We can roll our own plus-minus rating, though. (Again, much thanks to Chris Dial for explaining the process, as well as jinaz's post on the subject.) What we're looking at is how many plays - and while we're at it, runs - each player saved/allowed on defense compared to the league average.
STATS, Inc. Zone Rating is available from Rogers Sportsnet and ESPN; ESPN doesn't have as much detail as I would like and Sportsnet seems to have downright errors in their reporting - I know full well that Angel Pagan hasn't played outfield for the Cubs this season and Kosuke Fukudome has, and that's problematic. So I'm going to use BIS's data instead, as The Hardball Times publishes pretty much everything you could ask for. BIS uses more zones than STATS, and changes the zones of responsibility much more frequently, however. So just bear that in mind going forward.
I'm using jinaz's method for converting OOZ and IZ plays into +/-, and simply adding the two. Short version: I figure out how many in zone plays and out of zone plays a average player would have given that many "ball in zone" opportunities, and then subtract that from the number of plays made. Runs are calculated based upon the average value of a play made at that position.
I'm calculating my own average zone ratings for each position, because as I said, BIS changes zones periodically. (Full data for all NL players available for your perusal.)
Or, since this is what you've come for, here's all Cubs players, season to date (really season through the sixth):
|Last||First||Pos||BIZ||Plays||OOZ||Plays +/-||OOZ +/-||Total +/-||Runs +/-|
Before we go any further, there are some clarifications I want to make:
- As with everything, sample size matters; numbers for players with 100 or more BIZ are more reliable than numbers for players with only one BIZ.
- These numbers are relative to the average at the position; some positions are more difficult than others. An average defensive shortstop is more valuable than the average defensive first baseman.
Remember when I said that our outfield defense was above-average? It turns out this is mostly creditable to Kosuke Fukudome, who is an outstanding right fielder. AAA warrior Felix Pie is another defensive standout in the outfield. And - credit where credit is due - so far Jim Edmonds seems to be playing a very good defensive center field, much better than I expected.

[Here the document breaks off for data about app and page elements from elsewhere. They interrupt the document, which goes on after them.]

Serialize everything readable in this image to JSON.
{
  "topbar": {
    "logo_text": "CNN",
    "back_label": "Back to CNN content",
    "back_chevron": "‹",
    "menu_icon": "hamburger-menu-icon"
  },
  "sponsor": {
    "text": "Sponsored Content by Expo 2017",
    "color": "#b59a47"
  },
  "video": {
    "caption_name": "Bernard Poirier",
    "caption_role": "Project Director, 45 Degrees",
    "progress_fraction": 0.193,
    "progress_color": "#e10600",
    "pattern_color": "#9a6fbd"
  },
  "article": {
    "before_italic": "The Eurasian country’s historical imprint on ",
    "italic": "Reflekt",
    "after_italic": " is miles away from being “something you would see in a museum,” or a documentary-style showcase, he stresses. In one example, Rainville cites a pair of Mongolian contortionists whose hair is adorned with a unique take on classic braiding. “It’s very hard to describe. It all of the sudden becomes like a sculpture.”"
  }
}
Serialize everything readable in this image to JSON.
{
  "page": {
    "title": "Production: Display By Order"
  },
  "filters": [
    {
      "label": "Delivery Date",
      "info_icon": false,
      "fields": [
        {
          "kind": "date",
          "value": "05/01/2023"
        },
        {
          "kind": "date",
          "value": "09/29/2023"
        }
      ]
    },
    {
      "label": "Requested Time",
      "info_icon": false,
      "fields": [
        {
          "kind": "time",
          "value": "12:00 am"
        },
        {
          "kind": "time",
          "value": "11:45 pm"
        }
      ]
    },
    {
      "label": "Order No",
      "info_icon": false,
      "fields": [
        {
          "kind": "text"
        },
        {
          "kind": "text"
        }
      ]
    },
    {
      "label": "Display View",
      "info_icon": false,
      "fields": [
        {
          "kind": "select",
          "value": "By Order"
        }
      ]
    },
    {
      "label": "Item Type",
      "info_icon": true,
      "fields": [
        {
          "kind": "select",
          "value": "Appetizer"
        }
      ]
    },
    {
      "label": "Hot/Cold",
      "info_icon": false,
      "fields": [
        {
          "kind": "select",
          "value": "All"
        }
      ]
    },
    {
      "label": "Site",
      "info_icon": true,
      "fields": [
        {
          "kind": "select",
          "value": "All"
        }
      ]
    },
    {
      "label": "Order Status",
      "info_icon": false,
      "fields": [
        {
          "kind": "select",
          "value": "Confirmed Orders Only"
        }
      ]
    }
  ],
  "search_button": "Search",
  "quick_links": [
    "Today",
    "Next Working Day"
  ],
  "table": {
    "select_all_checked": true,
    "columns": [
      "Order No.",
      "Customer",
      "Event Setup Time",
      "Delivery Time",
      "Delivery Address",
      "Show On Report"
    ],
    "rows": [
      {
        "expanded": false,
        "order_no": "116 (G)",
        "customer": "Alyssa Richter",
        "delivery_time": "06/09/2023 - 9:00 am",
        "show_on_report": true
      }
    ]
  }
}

Soriano and Johnson have both been subpar, but hardly defensive liabilities. (Earlier I went over Soriano's fielding in more detail.)
Our corner infield has been fine - Lee's defense at first is no surprise to Cubs fans, and Ramirez (while not challenging for the Gold Glove like last season) has done well for himself.
Our middle infield, though - yikes. Credit where credit is due, right off the bat - Mike Fontenot is playing a servicable second base, and though his range might not be the greatest, he's fielding all the balls he should be getting to. Again, there is sample size to consider, but so far, Mike Fontenot has done better than I would have expected.
Other than that, though - wow. Our middle infield is not covering itself in glory. DeRosa is saved the indignity of being the worst defensive 2B in the NL mostly through the superhuman efforts of Damion Easley, who in just over half as many chances has cost his team twice as many runs in the field as DeRosa has. Theriot... has no such luck. Theriot, as best I can figure it, is the worst defensive shortstop in the National League so far.
Great comfort on the day of a Jason Marquis start, huh?